The billionaire miner and pastoralist recently delivered a speech on Sunday criticising the federal government for its net zero emissions goal and what it would mean for agriculture.
“Other than farmers with a few iron mines to help their bank balances,” Mrs Rinehart said.
“How on earth after so many bad years depleting farmers resources, can those in agriculture be expected to dish out for, electric vehicles, approximately double the cost of fossil-fuelled vehicles, solar panels be that for high cost power installations, or even lessor costs for isolated lights, or solar panels on accommodation to enable hot water when the sun shines, or the greater costs added to the transport industries of new non-fossil trucks and locos, affecting all supplies farmers need, and the costs of them having to shift stock, for markets and otherwise, plus raised costs for suppliers affected by net zero expenditures, or all the other many costs involved in meeting net zero.”

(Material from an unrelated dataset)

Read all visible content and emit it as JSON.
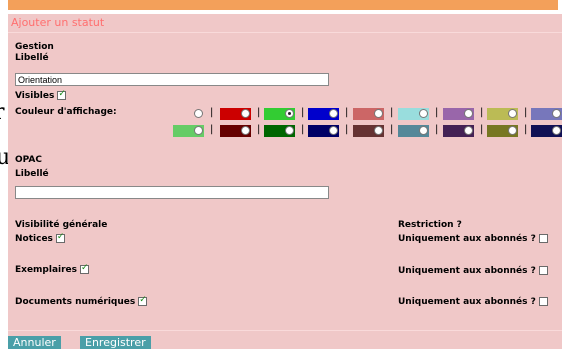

Mrs Rinehart said to help out the agricultural sector there should be legislative changes to allow farmers to clear land to decrease the risk of bushfires, the creation of special economic zones across northern Australia, more dams, the elimination of payroll tax and stamp duty, and for pensioners to be able to fill the labour shortage without losing part of their pension.
“Our industry is only just starting to recover after the vast difficulties I’ve mentioned, plus the elephant of net zero,” she said.
“With repeated reference of having to lessen stock numbers, we can and should try to assist our industry to survive and grow by continuing to reform the legislation that impacts Australian agriculture.”